I’ve been planning all weekend for the kickoff to the 2008 F1 season and the F1 race in Australia. I wasn’t planning to stay up all night and watch the race live in the wee hours. Fortunately, TSN rebroadcasts the race starting at 8:00am.

I was having trouble sleeping this morning so decided to get up and poke around the computer.

Of force of habit, I take a look at Twitbin and one of the people that I’m following is ESPN.

Guess what? “Hamilton starts F1 searching with Australian GP win.” ARgh. http://sports.espn.go.com/rpm/news/story?seriesId=6&id=3296127&campaign=rss&source=ESPNHeadlines

Now what do I do? Well, I’ll skim some recent twits and the Formula1blog that I’m following notes that “Hamilton wins Chaotic Australian Grand Prix”. http://www.formula1blog.com/?p=912

The only suspense, I guess, is to wait to discover what “Chaotic” means. I hope it doesn’t mean what I think it does.

Lesson learned. Time zones have less importance when you’re aggregating from all over the world. I always awaken to read what Ewan Mcintosh has posted over night. Maybe I need to follow more Twitterers from Europe so that news rolls off the bottom?

Or, maybe just not turn the computer on so early in the morning? Nah. I have a week to figure out a plan before Kuala Lumpur.

Reducing Technology


Tonight marks the start of the Formula 1 racing season. This is the world’s best racing series; largely centred in Europe but has races that move from country to country to promote it as a global sporting event.

It’s the only racing series that I follow faithfully.

From Formula 1 comes many of the innovation in car safety and driving technology.
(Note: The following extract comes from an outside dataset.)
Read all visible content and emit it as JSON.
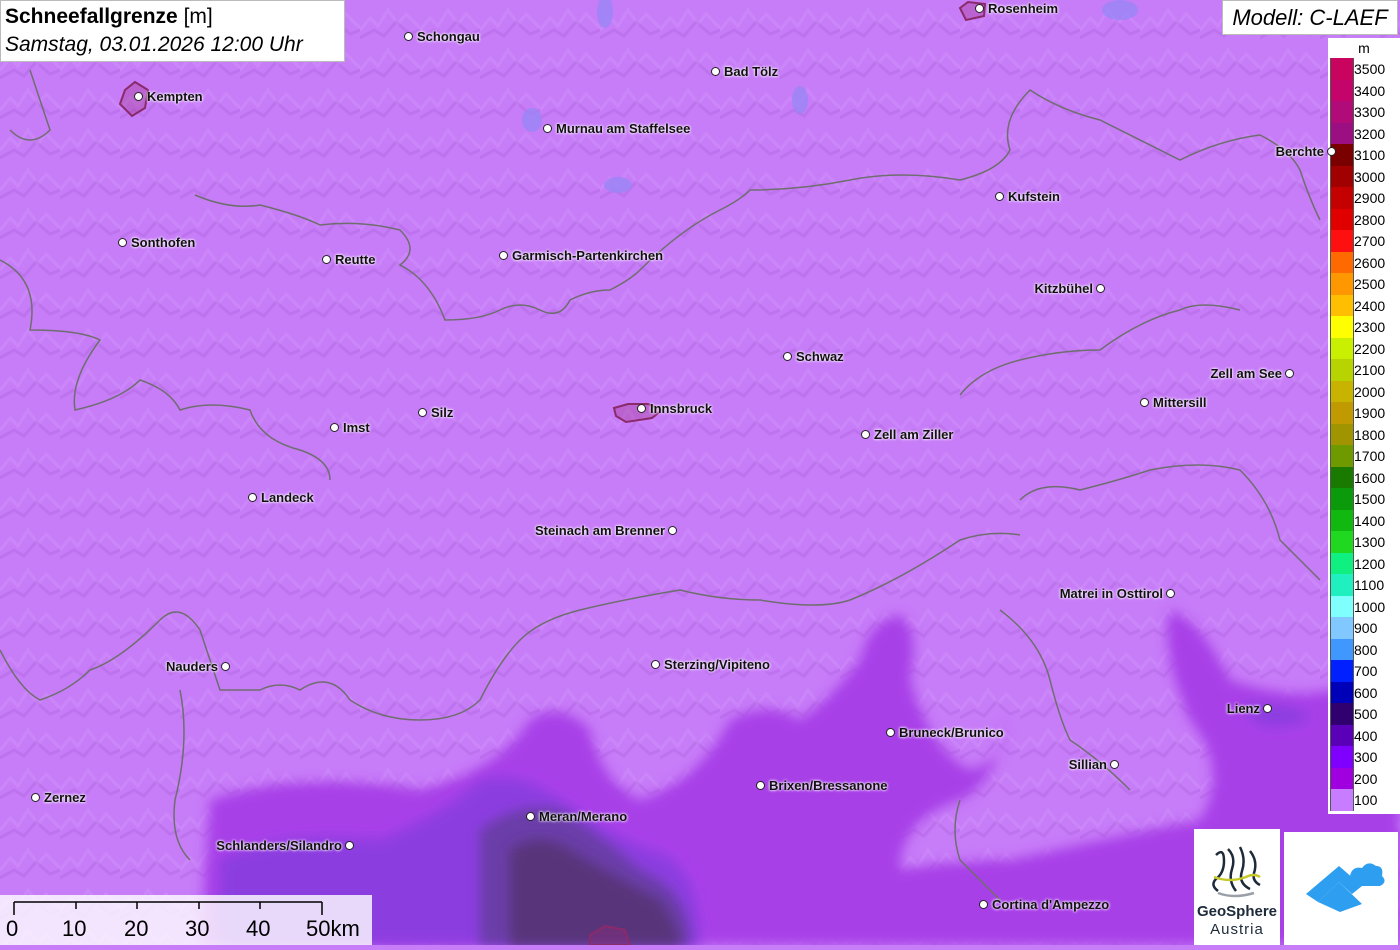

Take a look at a Formula 1 steering wheel, and you’ll see a startling resemblance to the type of steering wheel that you’ll find in the latest offerings at your dealership. Over the years, many innovations have come from Formula 1 to the family car.

Formula 1 has always been about the technology and devising newer ways to push the design in terms of performance and efficiency. This year has seen a step backwards, in my opinion. You’ll no longer find traction control on the cars; engines and gear boxes have to last longer; and so on. The reasons for these changes are attributed to trying to lower the costs of team ownership. The experts predict that the races will be more exciting because there will be a greater chance of driver error.

If I wanted to watch bumper cars or a templated environment, I could watch any of the other series. I’m not watching for the wrecks or near misses. I’m not watching to see driver versus driver head up. We have the other series like NASCAR or IROC for that. I watch Formula 1 for the technological design as manufacturer tries to out perform manufacturer.

I hope that this isn’t a trend that will continue. I really enjoy seeing Ferrari and BMW and Toyota and the rest tweaking and testing to make their car a little better with the technology.